Thursday, November 18, 2010 @ 4:15 pm
Kersten Physics Teaching Center Auditorium (KPTC 106)
"Antimatter in cosmic rays", Greg Tarle (University of Michigan)
There will be a wine and cheese reception following the colloquium.

Symposium on Current Topics in Astroparticle Physics
Friday, November 19, 2010 @ 9 am - 1 pm
Research Institutes Building, Room 480

Confirmed speakers include: Steven W. Barwick (University of California, Irvine), James H. Buckley (Washington University), Donald C. Ellison (North Carolina State University), Johannes Knapp (University of Leeds, UK), Dietrich Müller (University of Chicago), Steve Ritz (University of California, Santa Cruz), and Floyd Stecker (NASA's Goddard Space Flight Center).

Memorial Service with Family, Friends and Colleagues
Friday, November 19, 2010 @ 2:30 pm - 4 pm
Auditorium of Ida Noyes Hall
Refreshments will be served following the service.

Related Links:
KICP Members: Dietrich Muller; Simon P. Swordy; Scott P. Wakely
Surface Area, Yerkes Winter Institute
December 27 - 29, 2010 | Yerkes Observatory in Williams Bay, WI
Space Explorers Instructors, 2010
Photo Gallery

The 2010 KICP Yerkes Winter Institute explored the importance of surface area. Over three days, students cycled through three daytime laboratories ranging from a parachute experiment, "What a Drag", to the basics of friction, "Slip Sliding Away", to the influence of surface area on reaction rates, "Plop Plop Fizz Fizz...". Nighttime activities included exploring the wonders of the winter sky by hunting for constellations, satellites, and planets using both naked eyes and binoculars. The birth and evolution of stars were also investigated by observing the Pleides and the Orion Nebula with the 24-inch telescope. While, another evening lab explored the importance of "collisional cross sections," in physical, chemical, and even astronomical reactions by examining the concept of cross sections via a kinesthetic learning experience, aka a snowball fight. The instructors in residence included five KICP graduate students and a public school teacher, another half dozen KICP member helped to design experiments and plan the institute.

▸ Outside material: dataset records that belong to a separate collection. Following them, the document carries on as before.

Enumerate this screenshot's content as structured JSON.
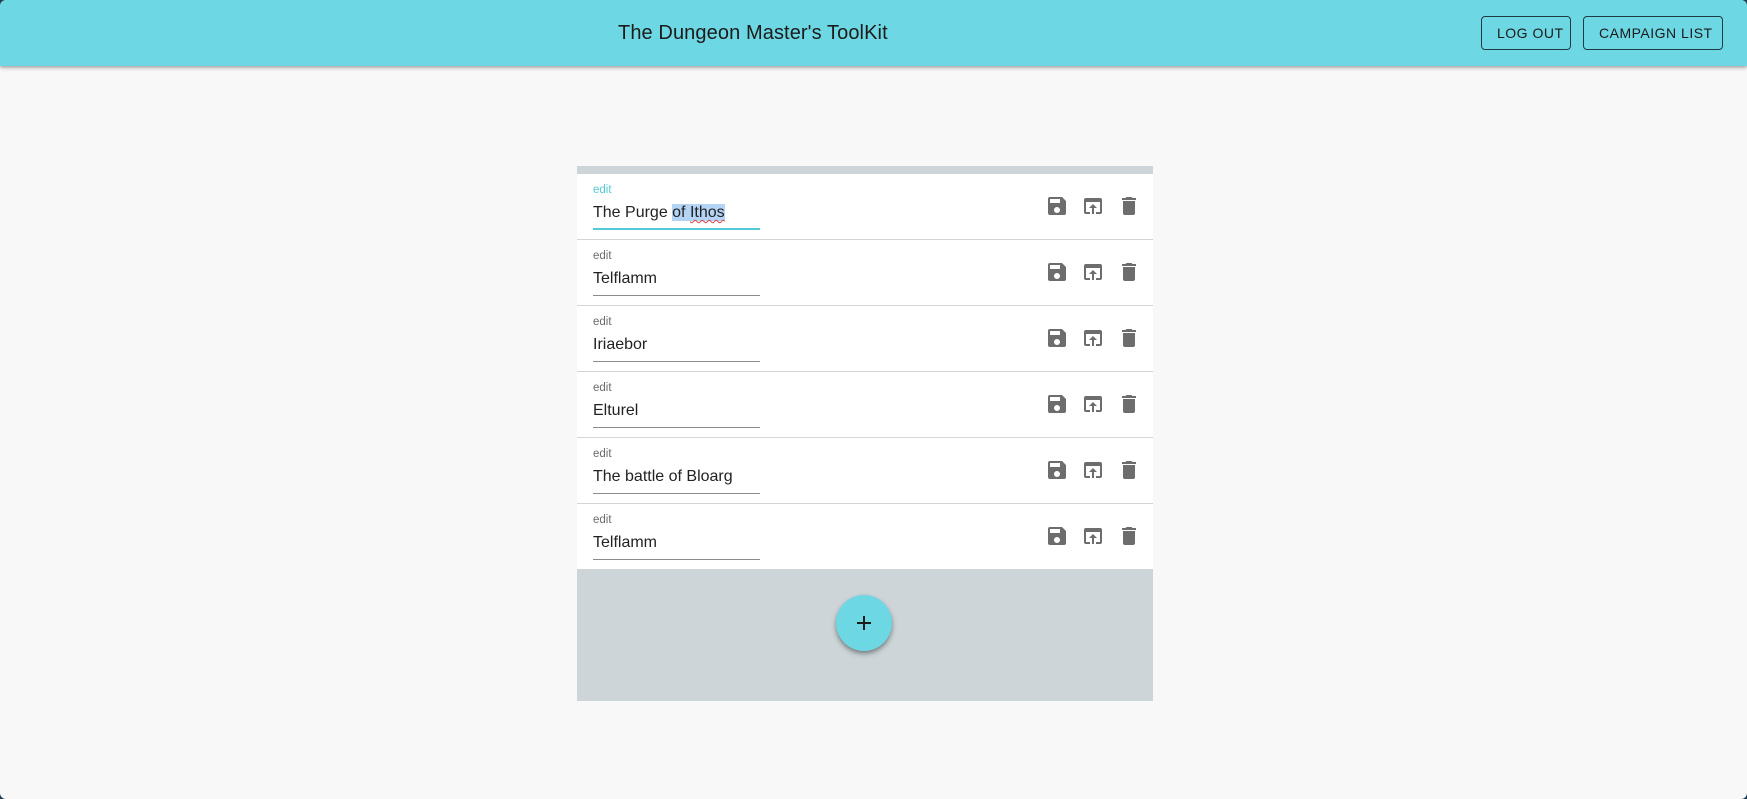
{
  "header": {
    "title": "The Dungeon Master's ToolKit",
    "logout_label": "LOG OUT",
    "campaign_list_label": "CAMPAIGN LIST"
  },
  "campaigns": [
    {
      "label": "edit",
      "value_plain": "The Purge ",
      "value_selected": "of ",
      "value_selected_spell": "Ithos",
      "focused": true
    },
    {
      "label": "edit",
      "value": "Telflamm"
    },
    {
      "label": "edit",
      "value": "Iriaebor"
    },
    {
      "label": "edit",
      "value": "Elturel"
    },
    {
      "label": "edit",
      "value": "The battle of Bloarg"
    },
    {
      "label": "edit",
      "value": "Telflamm"
    }
  ],
  "icons": {
    "save": "save-icon",
    "open": "open-in-browser-icon",
    "delete": "delete-icon",
    "add": "add-icon"
  },
  "colors": {
    "accent": "#6dd8e4",
    "focus": "#56c9d8",
    "icon": "#6d6d6d"
  }
}
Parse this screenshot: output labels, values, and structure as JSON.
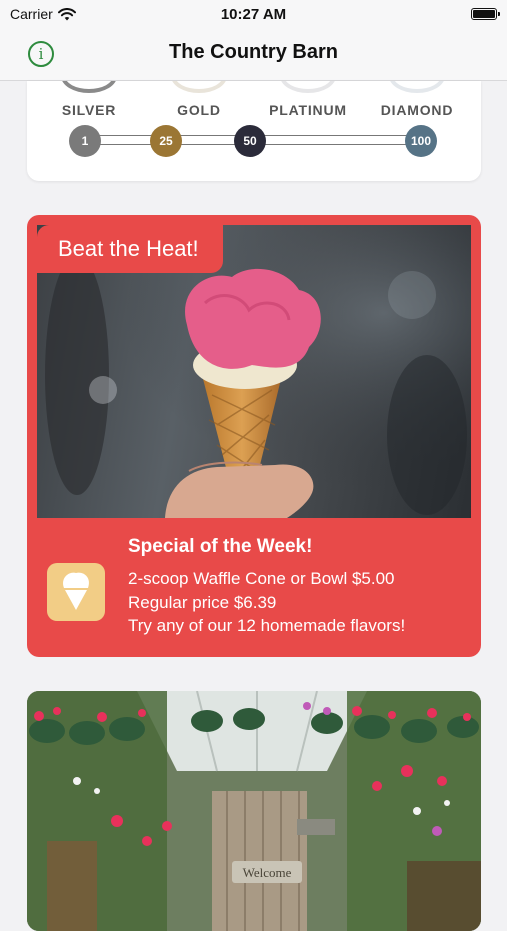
{
  "status_bar": {
    "carrier": "Carrier",
    "time": "10:27 AM"
  },
  "nav": {
    "title": "The Country Barn",
    "info_icon": "info-circle-icon",
    "info_glyph": "i"
  },
  "tiers": {
    "names": [
      "SILVER",
      "GOLD",
      "PLATINUM",
      "DIAMOND"
    ],
    "milestones": [
      "1",
      "25",
      "50",
      "100"
    ],
    "colors": {
      "silver": "#7a7a7a",
      "gold": "#9b7634",
      "platinum": "#2b2b3a",
      "diamond": "#567386"
    }
  },
  "promo": {
    "tag": "Beat the Heat!",
    "headline": "Special of the Week!",
    "lines": [
      "2-scoop Waffle Cone or Bowl $5.00",
      "Regular price $6.39",
      "Try any of our 12 homemade flavors!"
    ],
    "icon": "ice-cream-cone-icon",
    "colors": {
      "card": "#e84a49",
      "icon_bg": "#f2cd86"
    }
  },
  "garden": {
    "sign_text": "Welcome"
  }
}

Instructors: Louis Abramson, Alissa Bans, Immanuel Buder, Matt Bayliss, Nicole Fields, Walter Glogowski.

Related Links:
KICP Students: Louis Abramson; Alissa Bans; Matthew B. Bayliss; Immanuel Buder; Nicole Fields